This volume documents metropolitan Boston's metamorphosis from a casualty of manufacturing decline in the 1970s to a paragon of the high-tech and service industries in the 1990s. The city's rebound has been part of a wider regional renaissance, as new commercial centers have sprung up outside the city limits. A stream of immigrants have flowed into the area, redrawing the map of ethnic relations in the city. While Boston's vaunted mind-based economy rewards the highly educated, many unskilled workers have also found opportunities servicing the city's growing health and education industries.

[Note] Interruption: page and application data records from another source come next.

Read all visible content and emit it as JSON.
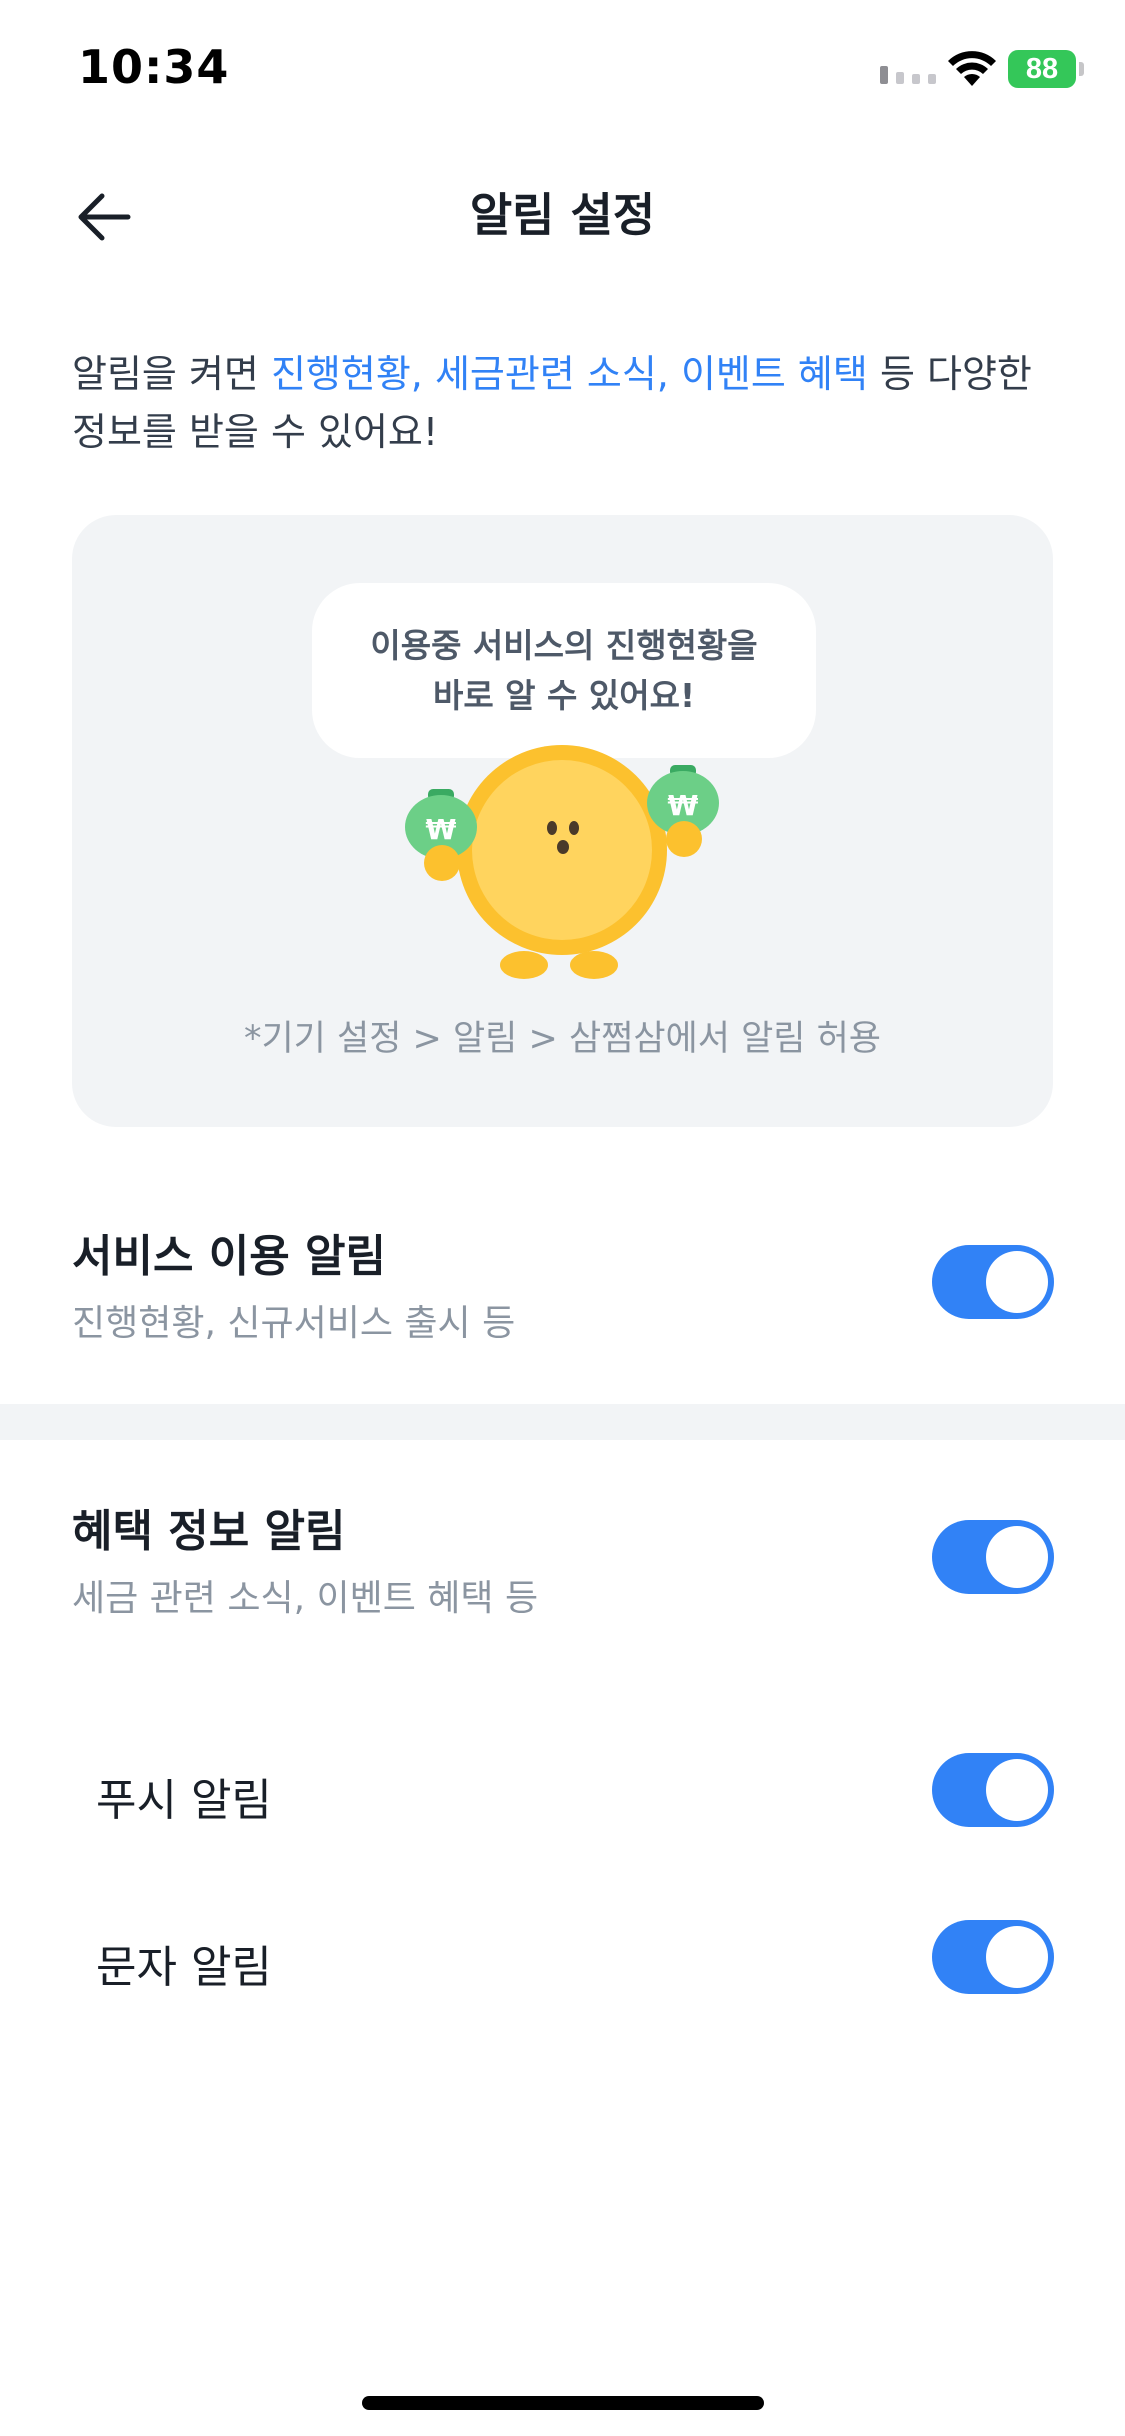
{
  "status_bar": {
    "time": "10:34",
    "battery": "88",
    "icons": [
      "signal-icon",
      "wifi-icon",
      "battery-charging-icon"
    ]
  },
  "nav": {
    "title": "알림 설정",
    "back_icon": "arrow-left-icon"
  },
  "intro": {
    "prefix": "알림을 켜면 ",
    "highlight": "진행현황, 세금관련 소식, 이벤트 혜택",
    "suffix": " 등 다양한 정보를 받을 수 있어요!"
  },
  "card": {
    "bubble_line1": "이용중 서비스의 진행현황을",
    "bubble_line2": "바로 알 수 있어요!",
    "mascot_icon": "coin-mascot-with-money-bags",
    "note": "*기기 설정 > 알림 > 삼쩜삼에서 알림 허용"
  },
  "settings": {
    "service": {
      "title": "서비스 이용 알림",
      "subtitle": "진행현황, 신규서비스 출시 등",
      "enabled": true
    },
    "benefit": {
      "title": "혜택 정보 알림",
      "subtitle": "세금 관련 소식, 이벤트 혜택 등",
      "enabled": true
    },
    "push": {
      "label": "푸시 알림",
      "enabled": true
    },
    "sms": {
      "label": "문자 알림",
      "enabled": true
    }
  },
  "colors": {
    "accent": "#3182f6",
    "card_bg": "#f2f4f6",
    "mascot": "#fcc12e",
    "money_bag": "#6ccf87",
    "battery": "#34c759"
  }
}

Boston's renaissance remains uneven, and the authors identify a variety of handicaps (low education, unstable employment, single parenthood) that still hold minorities back. Nonetheless this book presents Boston as a hopeful example of how America's older cities can reinvent themselves in the wake of suburbanization and deindustrialization.

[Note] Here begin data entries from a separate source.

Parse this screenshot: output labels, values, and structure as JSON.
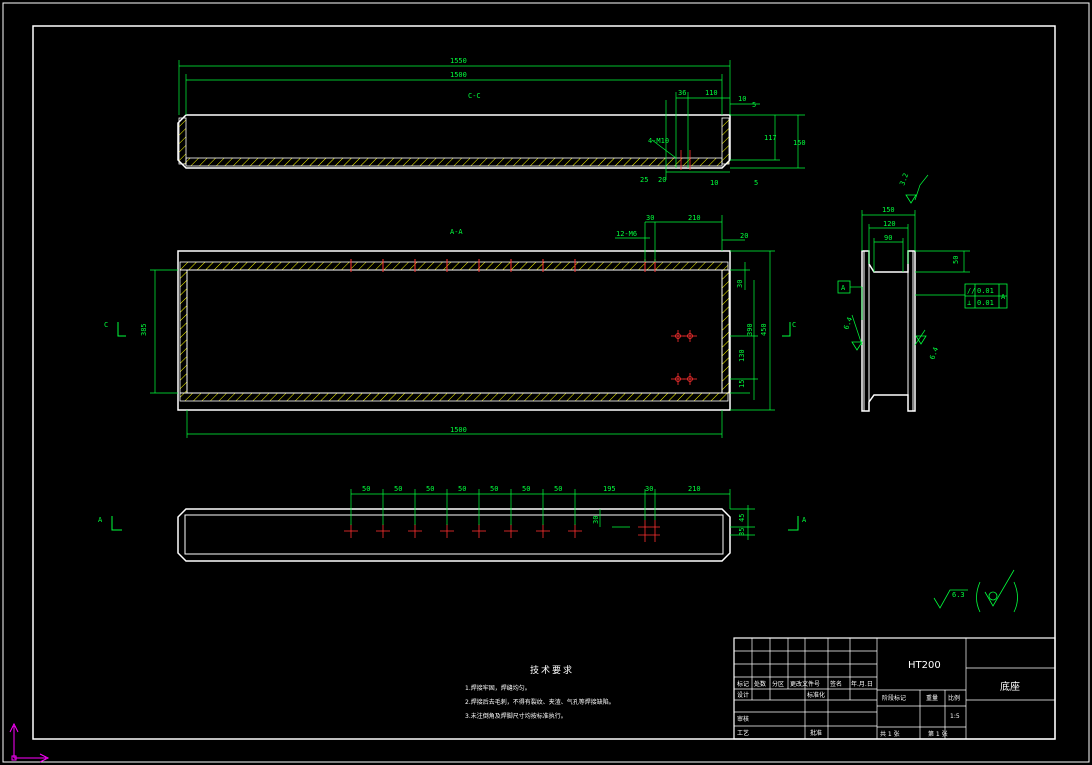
{
  "drawing": {
    "material": "HT200",
    "part_name": "底座",
    "scale": "1:5",
    "sheet_total": "共 1 张",
    "sheet_no": "第 1 张"
  },
  "tech_requirements": {
    "title": "技术要求",
    "items": [
      "1.焊接牢固，焊缝均匀。",
      "2.焊接后去毛刺，不得有裂纹、夹渣、气孔等焊接缺陷。",
      "3.未注倒角及焊脚尺寸均按标准执行。"
    ]
  },
  "title_block": {
    "labels": [
      "标记",
      "处数",
      "分区",
      "更改文件号",
      "签名",
      "年.月.日",
      "设计",
      "标准化",
      "阶段标记",
      "重量",
      "比例",
      "审核",
      "工艺",
      "批准"
    ]
  },
  "dims": {
    "top_view": {
      "overall": "1550",
      "inner": "1500",
      "section_mark": "C-C",
      "d36": "36",
      "d110": "110",
      "d10a": "10",
      "d5a": "5",
      "d117": "117",
      "d150": "150",
      "d10b": "10",
      "d5b": "5",
      "d25": "25",
      "d20": "20",
      "thread": "4-M10"
    },
    "plan_view": {
      "section_mark": "A-A",
      "d30": "30",
      "d210": "210",
      "d20": "20",
      "thread": "12-M6",
      "d385": "385",
      "d30b": "30",
      "d450": "450",
      "d390": "390",
      "d130": "130",
      "d15": "15",
      "bottom": "1500",
      "cut_left": "C",
      "cut_right": "C"
    },
    "bottom_view": {
      "spacing": [
        "50",
        "50",
        "50",
        "50",
        "50",
        "50",
        "50"
      ],
      "d195": "195",
      "d30": "30",
      "d210": "210",
      "d45": "45",
      "d35": "35",
      "d30b": "30",
      "cut_left": "A",
      "cut_right": "A"
    },
    "side_view": {
      "d150": "150",
      "d120": "120",
      "d90": "90",
      "d50": "50",
      "datum": "A",
      "rough_top": "3.2",
      "rough_left": "6.4",
      "rough_right": "6.4",
      "parallel": "0.01",
      "perp": "0.01",
      "datum_ref": "A"
    },
    "roughness_general": "6.3"
  },
  "colors": {
    "line": "#ffffff",
    "dimension": "#00ff3c",
    "hatch": "#ffff00",
    "center": "#ff3030",
    "ucs": "#ff00ff"
  }
}
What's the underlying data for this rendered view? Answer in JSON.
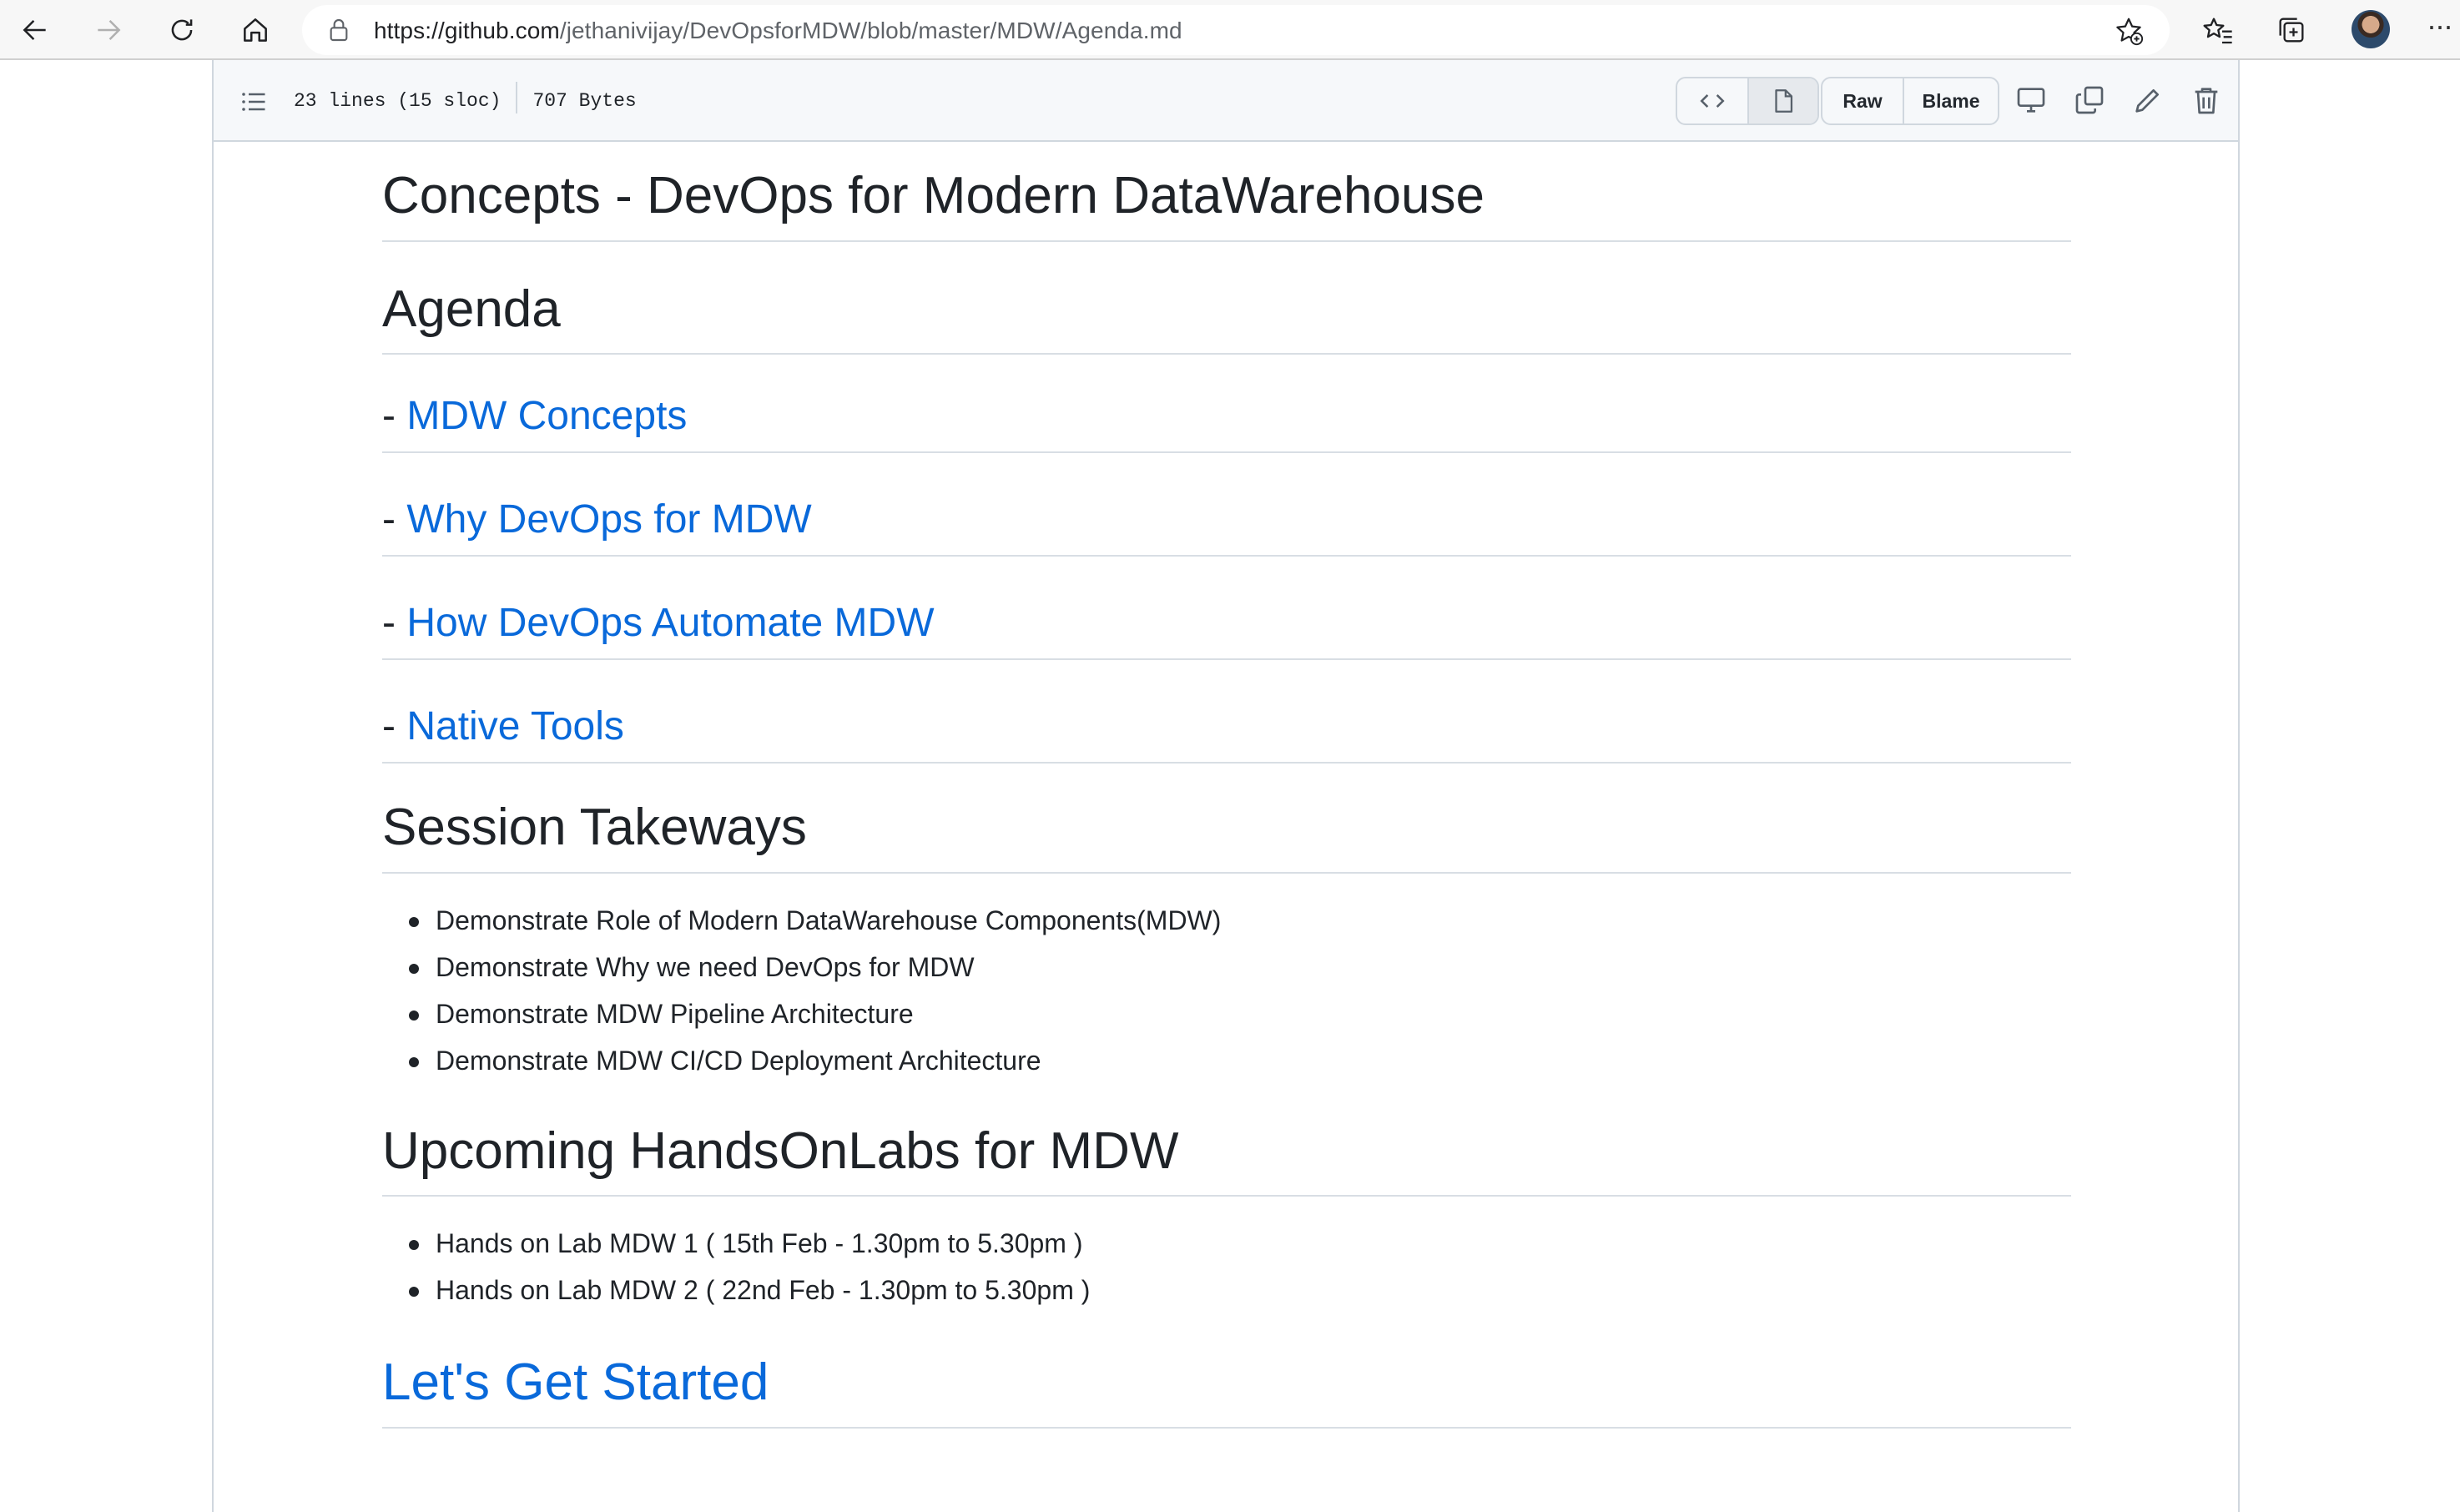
{
  "browser": {
    "url_host": "https://github.com",
    "url_path": "/jethanivijay/DevOpsforMDW/blob/master/MDW/Agenda.md",
    "more_label": "···"
  },
  "file": {
    "lines": "23 lines (15 sloc)",
    "size": "707 Bytes",
    "raw_label": "Raw",
    "blame_label": "Blame"
  },
  "content": {
    "title": "Concepts - DevOps for Modern DataWarehouse",
    "agenda_heading": "Agenda",
    "agenda_items": [
      {
        "prefix": "- ",
        "link": "MDW Concepts"
      },
      {
        "prefix": "- ",
        "link": "Why DevOps for MDW"
      },
      {
        "prefix": "- ",
        "link": "How DevOps Automate MDW"
      },
      {
        "prefix": "- ",
        "link": "Native Tools"
      }
    ],
    "takeaways_heading": "Session Takeways",
    "takeaways": [
      "Demonstrate Role of Modern DataWarehouse Components(MDW)",
      "Demonstrate Why we need DevOps for MDW",
      "Demonstrate MDW Pipeline Architecture",
      "Demonstrate MDW CI/CD Deployment Architecture"
    ],
    "labs_heading": "Upcoming HandsOnLabs for MDW",
    "labs": [
      "Hands on Lab MDW 1 ( 15th Feb - 1.30pm to 5.30pm )",
      "Hands on Lab MDW 2 ( 22nd Feb - 1.30pm to 5.30pm )"
    ],
    "get_started": "Let's Get Started"
  },
  "colors": {
    "link": "#0969da",
    "text": "#1f2328",
    "divider": "#d8dee4"
  }
}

BARRY BLUESTONE is the Russell B. and Andr`ee B. Stearns Trustee Professor of Political Economy and director of the Center for Urban and Regional Policy at Northeastern University.
MARY HUFF STEVENSON is associate professor of economics at the University of Massachusetts, Boston, and senior fellow at its McCormack Institute of Public Affairs.
A Volume in the Multi-City Study of Urban Inequality